China has ordered North Korean companies in the country to shut down by January as it applies UN sanctions imposed following Pyongyang’s sixth nuclear test, the commerce ministry said Thursday in Beijing.
The ministry said the companies, including joint ventures with Chinese firms, have 120 days to close from the date the United Nations resolution was adopted, September 11.
The announcement comes days after China confirmed that it will apply another major part of the sanctions: a limit on exports of refined petroleum products to North Korea starting October 1 and a ban on textiles from its neighbor.
China’s application of UN sanctions is particularly biting for North Korea. Beijing is Pyongyang’s main ally and trading partner, responsible for around 90 percent of the hermit nation’s commerce.
The United States has pressed China to use its economic leverage to strong-arm North Korea into giving up its nuclear ambitions.
US Secretary of State Rex Tillerson will visit Beijing this weekend for talks with China’s top diplomat, Yang Jiechi, and Foreign Minister Wang Yi.
At a news briefing on Thursday, China’s foreign ministry spokesman Lu Kang said: “We are opposed to any war on the Korean peninsula.”

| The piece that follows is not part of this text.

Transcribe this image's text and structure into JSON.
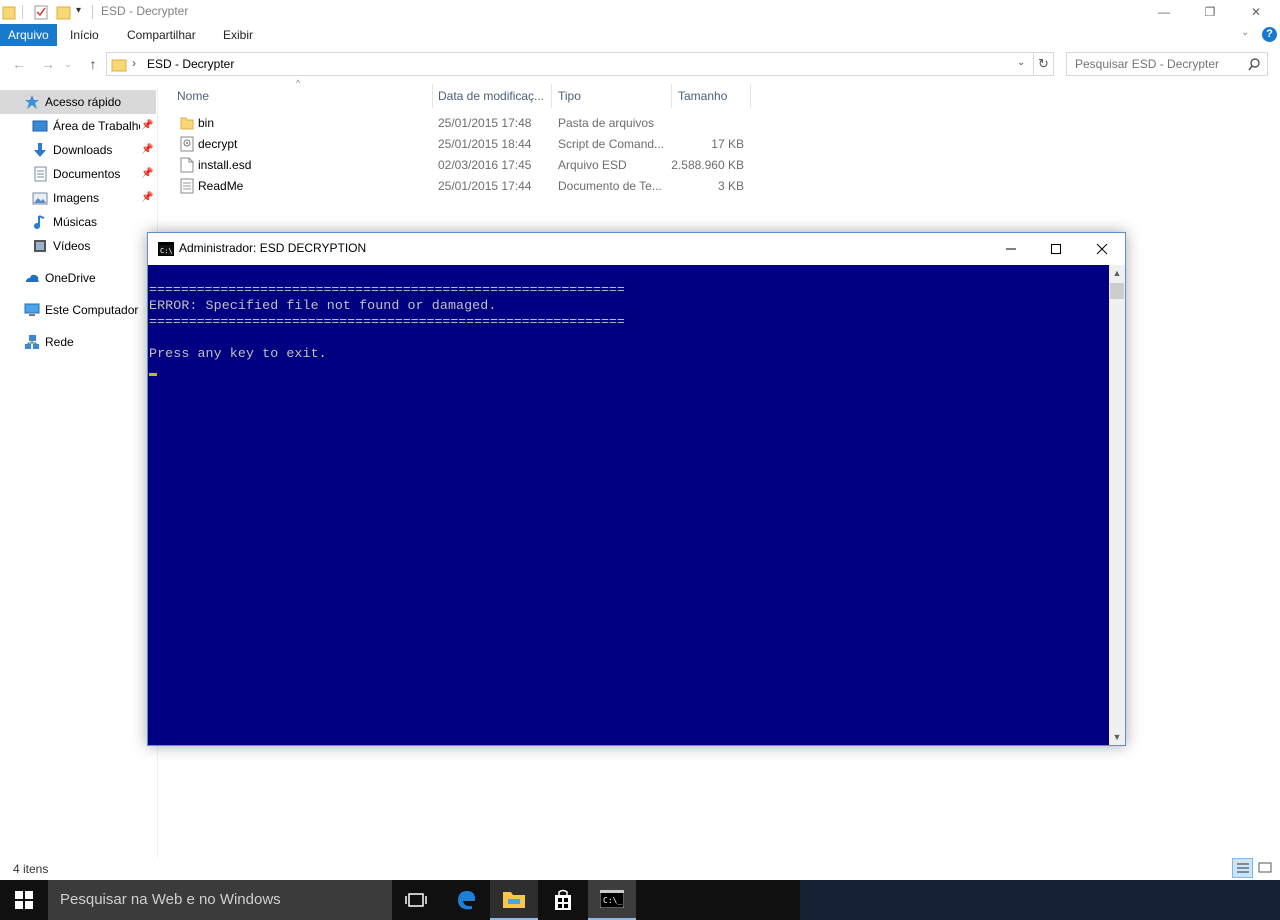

“Sanctions and the promoting of talks are both the requirements of the UN Security Council. We should not overemphasize one aspect while ignoring the other.”

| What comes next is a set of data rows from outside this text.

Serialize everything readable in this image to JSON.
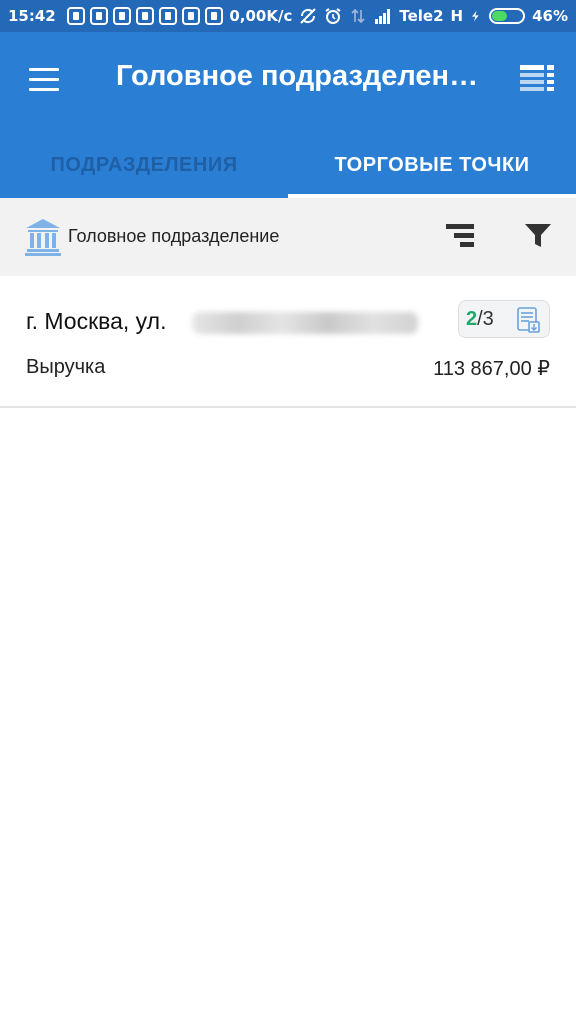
{
  "status_bar": {
    "time": "15:42",
    "speed": "0,00K/c",
    "carrier": "Tele2",
    "network": "H",
    "battery": "46%",
    "battery_level": 0.46
  },
  "app_bar": {
    "title": "Головное подразделен…",
    "tabs": [
      {
        "label": "ПОДРАЗДЕЛЕНИЯ",
        "active": false
      },
      {
        "label": "ТОРГОВЫЕ ТОЧКИ",
        "active": true
      }
    ]
  },
  "filter": {
    "label": "Головное подразделение"
  },
  "items": [
    {
      "address": "г. Москва, ул.",
      "count_done": "2",
      "count_total": "/3",
      "revenue_label": "Выручка",
      "revenue_value": "113 867,00 ₽"
    }
  ],
  "colors": {
    "status_bar": "#2468b8",
    "app_bar": "#2a7fd4",
    "tab_inactive": "#1f5fa6",
    "accent_green": "#1fa96b",
    "filter_bar": "#f2f2f2"
  }
}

China says will protect sovereignty from any conflict on Korean peninsula
China’s Defense Ministry said on Thursday that the Chinese military will make all necessary preparations to protect national sovereignty and regional peace and stability, when asked about the risk of conflict on the Korean peninsula.

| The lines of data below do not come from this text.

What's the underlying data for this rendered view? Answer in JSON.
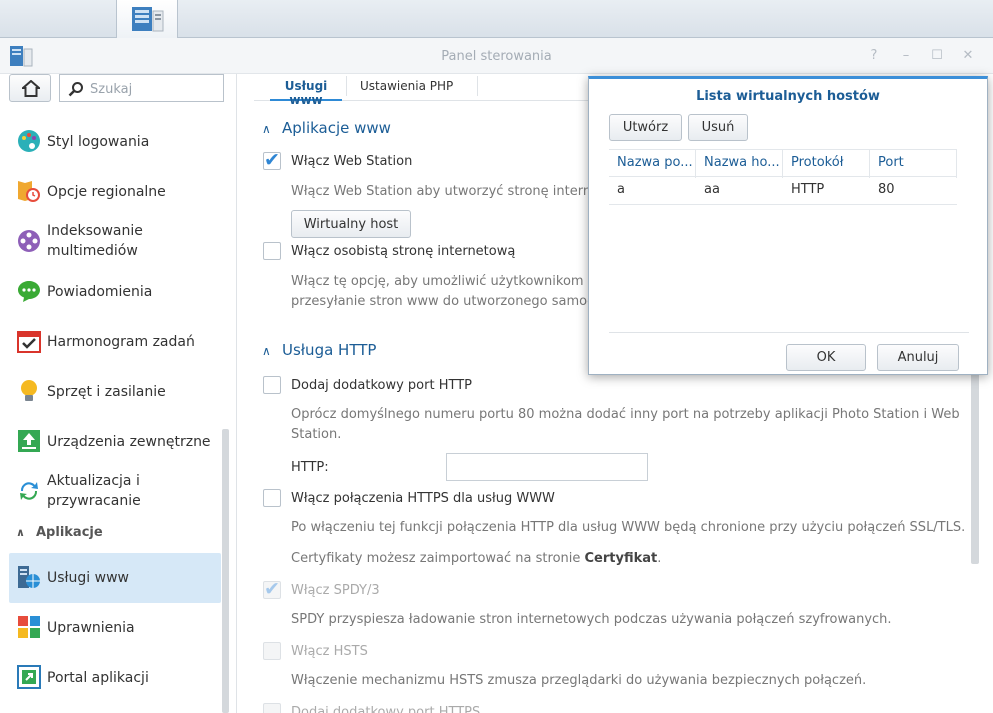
{
  "window": {
    "title": "Panel sterowania",
    "controls": [
      "?",
      "–",
      "☐",
      "✕"
    ]
  },
  "search": {
    "placeholder": "Szukaj"
  },
  "sidebar": {
    "items": [
      {
        "label": "Styl logowania",
        "icon": "palette-icon"
      },
      {
        "label": "Opcje regionalne",
        "icon": "regional-clock-icon"
      },
      {
        "label": "Indeksowanie\nmultimediów",
        "icon": "media-indexing-icon"
      },
      {
        "label": "Powiadomienia",
        "icon": "chat-bubble-icon"
      },
      {
        "label": "Harmonogram zadań",
        "icon": "calendar-check-icon"
      },
      {
        "label": "Sprzęt i zasilanie",
        "icon": "lightbulb-icon"
      },
      {
        "label": "Urządzenia zewnętrzne",
        "icon": "external-device-icon"
      },
      {
        "label": "Aktualizacja i\nprzywracanie",
        "icon": "update-restore-icon"
      }
    ],
    "section": "Aplikacje",
    "app_items": [
      {
        "label": "Usługi www",
        "icon": "web-services-icon",
        "active": true
      },
      {
        "label": "Uprawnienia",
        "icon": "privileges-icon"
      },
      {
        "label": "Portal aplikacji",
        "icon": "application-portal-icon"
      }
    ]
  },
  "tabs": [
    {
      "label": "Usługi www",
      "active": true
    },
    {
      "label": "Ustawienia PHP",
      "active": false
    }
  ],
  "web_apps": {
    "title": "Aplikacje www",
    "enable_web_station": "Włącz Web Station",
    "enable_web_station_desc": "Włącz Web Station aby utworzyć stronę internet",
    "virtual_host_button": "Wirtualny host",
    "enable_personal_site": "Włącz osobistą stronę internetową",
    "personal_site_desc_line1": "Włącz tę opcję, aby umożliwić użytkownikom loka",
    "personal_site_desc_line2": "przesyłanie stron www do utworzonego samodzi"
  },
  "http_service": {
    "title": "Usługa HTTP",
    "extra_port": "Dodaj dodatkowy port HTTP",
    "extra_port_desc_line1": "Oprócz domyślnego numeru portu 80 można dodać inny port na potrzeby aplikacji Photo Station i Web",
    "extra_port_desc_line2": "Station.",
    "http_label": "HTTP:",
    "http_value": "",
    "https": "Włącz połączenia HTTPS dla usług WWW",
    "https_desc": "Po włączeniu tej funkcji połączenia HTTP dla usług WWW będą chronione przy użyciu połączeń SSL/TLS.",
    "cert_desc_prefix": "Certyfikaty możesz zaimportować na stronie ",
    "cert_desc_link": "Certyfikat",
    "cert_desc_suffix": ".",
    "spdy": "Włącz SPDY/3",
    "spdy_desc": "SPDY przyspiesza ładowanie stron internetowych podczas używania połączeń szyfrowanych.",
    "hsts": "Włącz HSTS",
    "hsts_desc": "Włączenie mechanizmu HSTS zmusza przeglądarki do używania bezpiecznych połączeń.",
    "extra_https_port": "Dodaj dodatkowy port HTTPS"
  },
  "modal": {
    "title": "Lista wirtualnych hostów",
    "create_button": "Utwórz",
    "delete_button": "Usuń",
    "columns": [
      "Nazwa po...",
      "Nazwa ho...",
      "Protokół",
      "Port"
    ],
    "rows": [
      [
        "a",
        "aa",
        "HTTP",
        "80"
      ]
    ],
    "ok_button": "OK",
    "cancel_button": "Anuluj"
  },
  "colors": {
    "accent": "#2e8ad6",
    "title_blue": "#1c5d96",
    "active_bg": "#d6e8f7"
  }
}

Defense Ministry spokesperson Wu Qian made the comments at a monthly briefing in Beijing when asked what preparations China was making in case a war breaks out.
Wu also reiterated China’s view that the issue should be resolved via talks, not military means, which he said were not an option to resolve tensions.